§ **The task**
Return each line of the entries that holds the string "controller".
—————
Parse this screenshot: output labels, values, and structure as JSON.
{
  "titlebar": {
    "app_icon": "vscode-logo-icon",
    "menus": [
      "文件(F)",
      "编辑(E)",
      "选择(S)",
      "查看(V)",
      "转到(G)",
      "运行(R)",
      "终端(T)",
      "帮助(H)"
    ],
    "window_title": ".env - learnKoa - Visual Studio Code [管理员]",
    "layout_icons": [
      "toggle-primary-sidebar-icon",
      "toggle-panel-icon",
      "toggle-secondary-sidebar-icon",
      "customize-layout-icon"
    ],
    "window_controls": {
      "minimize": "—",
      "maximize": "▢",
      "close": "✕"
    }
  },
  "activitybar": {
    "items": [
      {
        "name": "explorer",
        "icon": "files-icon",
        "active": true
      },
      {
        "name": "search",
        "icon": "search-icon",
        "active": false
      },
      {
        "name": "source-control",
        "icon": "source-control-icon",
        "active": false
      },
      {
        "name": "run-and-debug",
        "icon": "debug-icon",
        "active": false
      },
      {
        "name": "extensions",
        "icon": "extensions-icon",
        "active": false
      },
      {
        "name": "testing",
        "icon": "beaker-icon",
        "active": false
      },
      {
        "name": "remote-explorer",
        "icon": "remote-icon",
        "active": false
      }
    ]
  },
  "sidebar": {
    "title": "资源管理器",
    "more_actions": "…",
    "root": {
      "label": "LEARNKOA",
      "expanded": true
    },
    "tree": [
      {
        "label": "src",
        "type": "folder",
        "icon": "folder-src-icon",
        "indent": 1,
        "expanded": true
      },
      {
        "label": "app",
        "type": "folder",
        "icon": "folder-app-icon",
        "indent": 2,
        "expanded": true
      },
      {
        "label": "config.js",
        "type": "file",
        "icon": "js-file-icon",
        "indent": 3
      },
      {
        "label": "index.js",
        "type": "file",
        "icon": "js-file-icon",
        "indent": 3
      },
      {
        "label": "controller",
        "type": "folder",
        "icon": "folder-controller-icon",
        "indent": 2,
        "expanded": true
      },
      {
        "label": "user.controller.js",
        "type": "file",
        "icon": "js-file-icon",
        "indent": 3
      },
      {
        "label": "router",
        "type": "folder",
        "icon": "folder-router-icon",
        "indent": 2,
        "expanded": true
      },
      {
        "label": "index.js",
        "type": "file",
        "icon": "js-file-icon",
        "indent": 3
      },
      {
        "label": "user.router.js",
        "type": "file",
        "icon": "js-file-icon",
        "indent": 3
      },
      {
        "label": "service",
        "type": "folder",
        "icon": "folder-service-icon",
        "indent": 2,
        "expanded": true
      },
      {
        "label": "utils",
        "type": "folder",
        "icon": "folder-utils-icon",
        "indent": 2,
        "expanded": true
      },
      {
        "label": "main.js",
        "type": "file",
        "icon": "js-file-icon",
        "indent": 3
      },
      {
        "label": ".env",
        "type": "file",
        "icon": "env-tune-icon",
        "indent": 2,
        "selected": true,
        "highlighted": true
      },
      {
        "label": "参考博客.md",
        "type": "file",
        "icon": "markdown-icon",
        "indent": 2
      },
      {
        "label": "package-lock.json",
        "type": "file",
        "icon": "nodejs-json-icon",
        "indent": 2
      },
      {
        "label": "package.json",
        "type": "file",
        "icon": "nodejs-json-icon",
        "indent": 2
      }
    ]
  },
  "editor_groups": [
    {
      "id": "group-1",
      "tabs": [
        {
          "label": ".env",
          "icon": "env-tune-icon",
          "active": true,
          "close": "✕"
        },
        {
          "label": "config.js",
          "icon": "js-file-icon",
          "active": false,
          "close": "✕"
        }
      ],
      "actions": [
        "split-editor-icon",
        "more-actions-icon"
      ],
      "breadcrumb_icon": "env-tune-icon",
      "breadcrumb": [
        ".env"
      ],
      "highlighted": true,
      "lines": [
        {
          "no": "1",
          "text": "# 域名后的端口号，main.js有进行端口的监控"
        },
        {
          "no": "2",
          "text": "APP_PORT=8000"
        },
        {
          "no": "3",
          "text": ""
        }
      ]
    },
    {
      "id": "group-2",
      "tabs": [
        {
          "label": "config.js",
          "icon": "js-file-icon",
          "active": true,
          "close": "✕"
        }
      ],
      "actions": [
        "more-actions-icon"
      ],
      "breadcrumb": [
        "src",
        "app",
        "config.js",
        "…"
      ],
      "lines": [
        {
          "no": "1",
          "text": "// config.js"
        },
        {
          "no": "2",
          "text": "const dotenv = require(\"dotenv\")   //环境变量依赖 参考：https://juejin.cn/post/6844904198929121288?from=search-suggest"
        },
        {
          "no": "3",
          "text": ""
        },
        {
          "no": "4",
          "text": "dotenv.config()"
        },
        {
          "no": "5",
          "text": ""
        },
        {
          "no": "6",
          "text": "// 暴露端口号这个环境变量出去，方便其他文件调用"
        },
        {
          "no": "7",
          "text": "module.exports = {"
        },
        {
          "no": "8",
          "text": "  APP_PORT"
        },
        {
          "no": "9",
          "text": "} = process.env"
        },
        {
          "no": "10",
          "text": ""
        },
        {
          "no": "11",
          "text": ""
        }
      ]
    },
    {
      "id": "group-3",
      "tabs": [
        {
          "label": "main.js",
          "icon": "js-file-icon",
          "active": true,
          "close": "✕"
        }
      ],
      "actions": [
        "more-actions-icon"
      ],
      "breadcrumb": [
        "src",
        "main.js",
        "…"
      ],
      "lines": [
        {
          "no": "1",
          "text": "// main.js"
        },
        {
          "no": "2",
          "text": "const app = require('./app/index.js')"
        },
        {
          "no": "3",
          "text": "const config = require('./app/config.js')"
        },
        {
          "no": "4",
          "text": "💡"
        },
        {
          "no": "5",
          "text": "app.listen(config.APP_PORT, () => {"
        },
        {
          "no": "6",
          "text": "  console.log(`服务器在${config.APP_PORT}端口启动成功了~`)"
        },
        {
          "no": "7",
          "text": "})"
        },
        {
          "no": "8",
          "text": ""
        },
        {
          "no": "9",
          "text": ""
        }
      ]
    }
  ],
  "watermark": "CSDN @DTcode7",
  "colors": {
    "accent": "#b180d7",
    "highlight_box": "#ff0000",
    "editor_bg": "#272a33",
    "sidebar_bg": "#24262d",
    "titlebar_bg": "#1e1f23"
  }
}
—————
§ **Answer to this exercise**
        "label": "controller",
        "icon": "folder-controller-icon",
        "label": "user.controller.js",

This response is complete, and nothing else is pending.